The Wagner in Budapest festival, which the Palace of Arts says has attracted 50,000 people since it began in 2006, and which ended its season on Tuesday, is mounted in a concert hall, not the national opera house, and uses clever staging to dress up productions that fall somewhere between full-scale opera and concert versions.
The budget for the festival is an undisclosed portion of the overall 4.5 million euros the Palace of Arts gets from the government, which due to Hungary’s and Europe’s economic crisis has been cut more than 40 percent since 2008, plus income from ticket sales and other revenues, the Palace of Arts communications department said.
The festival has been likened to a “mini-Bayreuth”, a flattering reference to the purpose-built opera house Wagner had constructed in Bavaria in the 1870s.
What that means is anyone’s guess but Fischer, who has conducted Wagner at the house he built, and elsewhere, prefers to see Hungary’s festival as “Wagner from a different view”.
By that he means approaching the massively complex scores almost like chamber music, to bring out details that might get lost in larger halls or in the opera house, and to have very direct interaction during the performance with the singers, many of whom are world-renowned Wagner specialists, an elite breed in the opera world.
It is an approach that has won a goodly number of repeat visitors, among them two retired Glasgow doctors, Billy Candlish, 55, and Bisham Thakker, 52, back for their fourth visit and third “Ring” cycle.
“It’s gotten darker and darker and darker and the tempos have slowed a little bit,” Thakker said of Fischer’s approach to the music over several seasons.
First time visitors Tristine Berry and retired investment manager John Doss of New York were less impressed, with Berry, who works for the Koch Brothers-owned Invista textiles subsidiary, saying the semi-staged production of the “Ring” using video screens was “too distracting”, although the singers were “fabulous”.

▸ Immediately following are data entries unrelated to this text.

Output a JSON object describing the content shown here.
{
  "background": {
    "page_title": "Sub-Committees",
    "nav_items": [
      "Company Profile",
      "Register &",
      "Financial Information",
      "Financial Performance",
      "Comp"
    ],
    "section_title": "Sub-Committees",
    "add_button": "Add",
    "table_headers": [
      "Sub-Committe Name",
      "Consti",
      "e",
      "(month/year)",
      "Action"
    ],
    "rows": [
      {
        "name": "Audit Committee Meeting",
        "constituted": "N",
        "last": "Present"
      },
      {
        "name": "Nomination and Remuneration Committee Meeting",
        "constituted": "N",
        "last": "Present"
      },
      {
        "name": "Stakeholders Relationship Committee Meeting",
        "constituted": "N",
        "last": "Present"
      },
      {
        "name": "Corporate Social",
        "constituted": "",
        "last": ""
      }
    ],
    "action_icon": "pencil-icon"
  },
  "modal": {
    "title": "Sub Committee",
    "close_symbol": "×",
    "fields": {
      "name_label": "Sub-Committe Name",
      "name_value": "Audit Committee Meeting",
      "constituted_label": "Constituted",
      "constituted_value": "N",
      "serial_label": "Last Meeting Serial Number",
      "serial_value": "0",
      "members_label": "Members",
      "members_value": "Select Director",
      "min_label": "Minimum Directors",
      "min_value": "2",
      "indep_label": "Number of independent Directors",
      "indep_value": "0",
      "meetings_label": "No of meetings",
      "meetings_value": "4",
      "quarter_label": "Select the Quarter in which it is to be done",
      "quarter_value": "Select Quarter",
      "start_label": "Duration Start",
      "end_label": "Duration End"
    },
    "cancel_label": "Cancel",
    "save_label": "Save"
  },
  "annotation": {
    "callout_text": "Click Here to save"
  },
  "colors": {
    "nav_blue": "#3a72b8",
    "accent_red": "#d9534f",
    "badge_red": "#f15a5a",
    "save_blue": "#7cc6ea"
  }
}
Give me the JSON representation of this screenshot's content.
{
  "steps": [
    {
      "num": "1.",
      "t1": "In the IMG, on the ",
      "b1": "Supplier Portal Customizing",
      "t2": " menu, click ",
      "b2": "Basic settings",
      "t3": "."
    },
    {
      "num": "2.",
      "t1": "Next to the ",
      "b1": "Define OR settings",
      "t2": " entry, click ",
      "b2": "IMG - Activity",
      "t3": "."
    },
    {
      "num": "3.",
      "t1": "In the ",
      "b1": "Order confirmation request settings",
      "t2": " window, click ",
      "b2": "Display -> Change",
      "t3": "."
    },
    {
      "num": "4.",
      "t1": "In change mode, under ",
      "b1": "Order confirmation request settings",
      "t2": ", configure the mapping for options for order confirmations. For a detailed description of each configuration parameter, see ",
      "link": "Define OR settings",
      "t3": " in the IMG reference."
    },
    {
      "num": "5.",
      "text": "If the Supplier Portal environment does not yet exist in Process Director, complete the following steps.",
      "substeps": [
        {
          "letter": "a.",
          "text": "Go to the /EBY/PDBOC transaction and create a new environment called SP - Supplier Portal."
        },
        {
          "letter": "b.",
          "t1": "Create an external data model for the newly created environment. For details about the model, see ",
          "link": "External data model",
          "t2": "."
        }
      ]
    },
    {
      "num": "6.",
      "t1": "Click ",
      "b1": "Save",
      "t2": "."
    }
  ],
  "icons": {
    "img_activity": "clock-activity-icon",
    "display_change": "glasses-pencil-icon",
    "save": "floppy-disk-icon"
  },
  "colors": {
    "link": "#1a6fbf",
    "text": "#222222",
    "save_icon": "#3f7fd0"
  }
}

Graham Davies of Devon, England, went Berry one better, saying he mostly ignored the staging to focus on the music.
“I’ve seen it very much as a concert performance, but as a concert performance fortunately without singers having scores in front of them, so they are interacting and I find it makes you concentrate on the text and, more importantly, on the orchestra so you start hearing things.”
To Hungarian Judit Parditka, though, everything about the 6 1/2-hour production of “Gotterdammerung” was manna from heaven.
“I adore Wagner.”
Editing by Paul Casciato